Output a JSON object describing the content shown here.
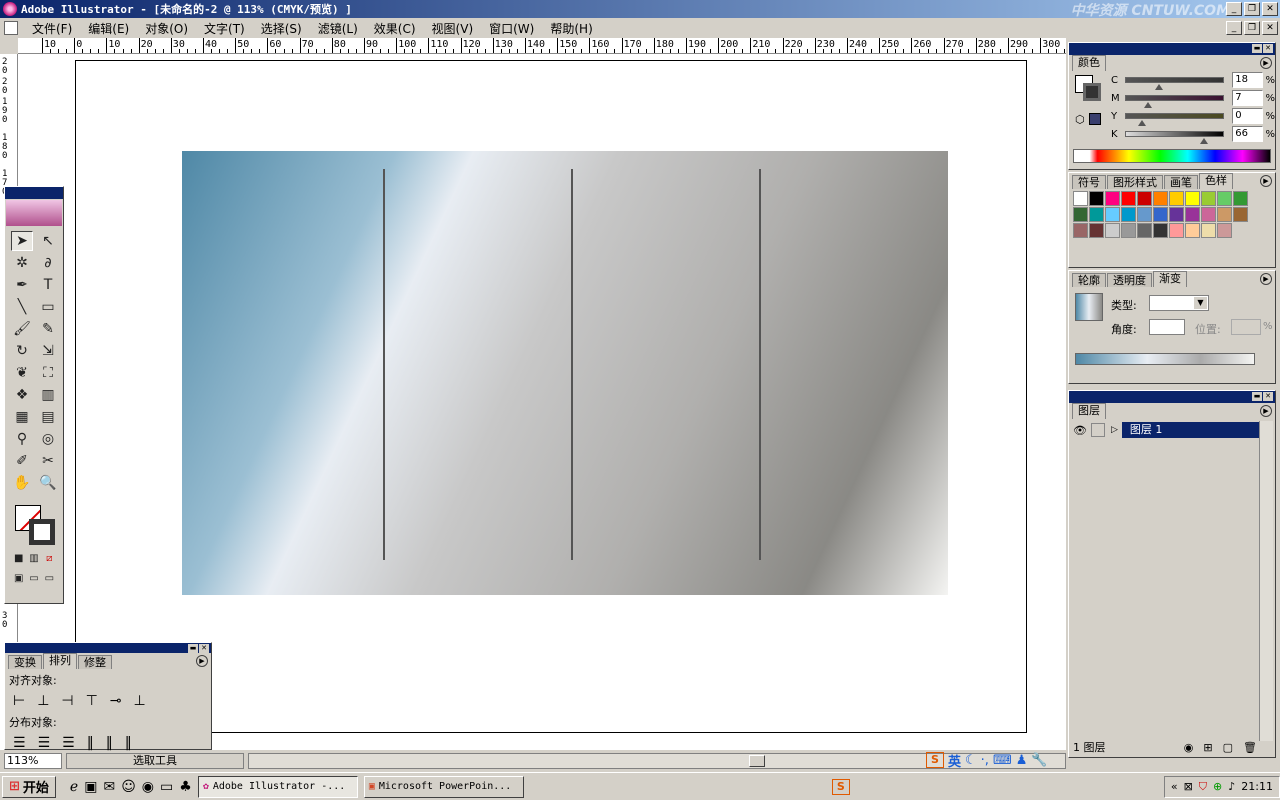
{
  "titlebar": {
    "title": "Adobe Illustrator - [未命名的-2 @ 113% (CMYK/预览) ]",
    "watermark": "中华资源 CNTUW.COM",
    "controls": {
      "minimize": "_",
      "restore": "❐",
      "close": "✕"
    }
  },
  "menubar": {
    "items": [
      "文件(F)",
      "编辑(E)",
      "对象(O)",
      "文字(T)",
      "选择(S)",
      "滤镜(L)",
      "效果(C)",
      "视图(V)",
      "窗口(W)",
      "帮助(H)"
    ]
  },
  "ruler": {
    "h_labels": [
      "10",
      "0",
      "10",
      "20",
      "30",
      "40",
      "50",
      "60",
      "70",
      "80",
      "90",
      "100",
      "110",
      "120",
      "130",
      "140",
      "150",
      "160",
      "170",
      "180",
      "190",
      "200",
      "210",
      "220",
      "230",
      "240",
      "250",
      "260",
      "270",
      "280",
      "290",
      "300"
    ],
    "v_labels": [
      "2\n0",
      "2\n0",
      "1\n9\n0",
      "1\n8\n0",
      "1\n7\n0",
      "3\n0"
    ]
  },
  "color_panel": {
    "tab": "颜色",
    "channels": [
      {
        "label": "C",
        "value": "18",
        "level": 0.18
      },
      {
        "label": "M",
        "value": "7",
        "level": 0.07
      },
      {
        "label": "Y",
        "value": "0",
        "level": 0.0
      },
      {
        "label": "K",
        "value": "66",
        "level": 0.66
      }
    ],
    "percent": "%"
  },
  "swatches_panel": {
    "tabs": [
      "符号",
      "图形样式",
      "画笔",
      "色样"
    ],
    "colors": [
      "#ffffff",
      "#000000",
      "#ff0080",
      "#ff0000",
      "#cc0000",
      "#ff8000",
      "#ffcc00",
      "#ffff00",
      "#99cc33",
      "#66cc66",
      "#339933",
      "#336633",
      "#009999",
      "#66ccff",
      "#0099cc",
      "#6699cc",
      "#3366cc",
      "#663399",
      "#993399",
      "#cc6699",
      "#cc9966",
      "#996633",
      "#996666",
      "#663333",
      "#cccccc",
      "#999999",
      "#666666",
      "#333333",
      "#ff9999",
      "#ffcc99",
      "#eeddaa",
      "#cc9999"
    ]
  },
  "gradient_panel": {
    "tabs": [
      "轮廓",
      "透明度",
      "渐变"
    ],
    "type_label": "类型:",
    "angle_label": "角度:",
    "position_label": "位置:",
    "percent": "%"
  },
  "layers_panel": {
    "tab": "图层",
    "layer_name": "图层 1",
    "footer_count": "1 图层"
  },
  "align_panel": {
    "tabs": [
      "变换",
      "排列",
      "修整"
    ],
    "align_label": "对齐对象:",
    "distribute_label": "分布对象:"
  },
  "statusbar": {
    "zoom": "113%",
    "tool": "选取工具"
  },
  "ime": {
    "mode": "英"
  },
  "taskbar": {
    "start": "开始",
    "tasks": [
      "Adobe Illustrator -...",
      "Microsoft PowerPoin..."
    ],
    "clock": "21:11"
  }
}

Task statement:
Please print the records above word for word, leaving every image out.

Answer to this problem:
Output a JSON object describing the content shown here.
{
  "titlebar": {
    "title": "Adobe Illustrator - [未命名的-2 @ 113% (CMYK/预览) ]",
    "watermark": "中华资源 CNTUW.COM",
    "controls": {
      "minimize": "_",
      "restore": "❐",
      "close": "✕"
    }
  },
  "menubar": {
    "items": [
      "文件(F)",
      "编辑(E)",
      "对象(O)",
      "文字(T)",
      "选择(S)",
      "滤镜(L)",
      "效果(C)",
      "视图(V)",
      "窗口(W)",
      "帮助(H)"
    ]
  },
  "ruler": {
    "h_labels": [
      "10",
      "0",
      "10",
      "20",
      "30",
      "40",
      "50",
      "60",
      "70",
      "80",
      "90",
      "100",
      "110",
      "120",
      "130",
      "140",
      "150",
      "160",
      "170",
      "180",
      "190",
      "200",
      "210",
      "220",
      "230",
      "240",
      "250",
      "260",
      "270",
      "280",
      "290",
      "300"
    ],
    "v_labels": [
      "2\n0",
      "2\n0",
      "1\n9\n0",
      "1\n8\n0",
      "1\n7\n0",
      "3\n0"
    ]
  },
  "color_panel": {
    "tab": "颜色",
    "channels": [
      {
        "label": "C",
        "value": "18",
        "level": 0.18
      },
      {
        "label": "M",
        "value": "7",
        "level": 0.07
      },
      {
        "label": "Y",
        "value": "0",
        "level": 0.0
      },
      {
        "label": "K",
        "value": "66",
        "level": 0.66
      }
    ],
    "percent": "%"
  },
  "swatches_panel": {
    "tabs": [
      "符号",
      "图形样式",
      "画笔",
      "色样"
    ],
    "colors": [
      "#ffffff",
      "#000000",
      "#ff0080",
      "#ff0000",
      "#cc0000",
      "#ff8000",
      "#ffcc00",
      "#ffff00",
      "#99cc33",
      "#66cc66",
      "#339933",
      "#336633",
      "#009999",
      "#66ccff",
      "#0099cc",
      "#6699cc",
      "#3366cc",
      "#663399",
      "#993399",
      "#cc6699",
      "#cc9966",
      "#996633",
      "#996666",
      "#663333",
      "#cccccc",
      "#999999",
      "#666666",
      "#333333",
      "#ff9999",
      "#ffcc99",
      "#eeddaa",
      "#cc9999"
    ]
  },
  "gradient_panel": {
    "tabs": [
      "轮廓",
      "透明度",
      "渐变"
    ],
    "type_label": "类型:",
    "angle_label": "角度:",
    "position_label": "位置:",
    "percent": "%"
  },
  "layers_panel": {
    "tab": "图层",
    "layer_name": "图层 1",
    "footer_count": "1 图层"
  },
  "align_panel": {
    "tabs": [
      "变换",
      "排列",
      "修整"
    ],
    "align_label": "对齐对象:",
    "distribute_label": "分布对象:"
  },
  "statusbar": {
    "zoom": "113%",
    "tool": "选取工具"
  },
  "ime": {
    "mode": "英"
  },
  "taskbar": {
    "start": "开始",
    "tasks": [
      "Adobe Illustrator -...",
      "Microsoft PowerPoin..."
    ],
    "clock": "21:11"
  }
}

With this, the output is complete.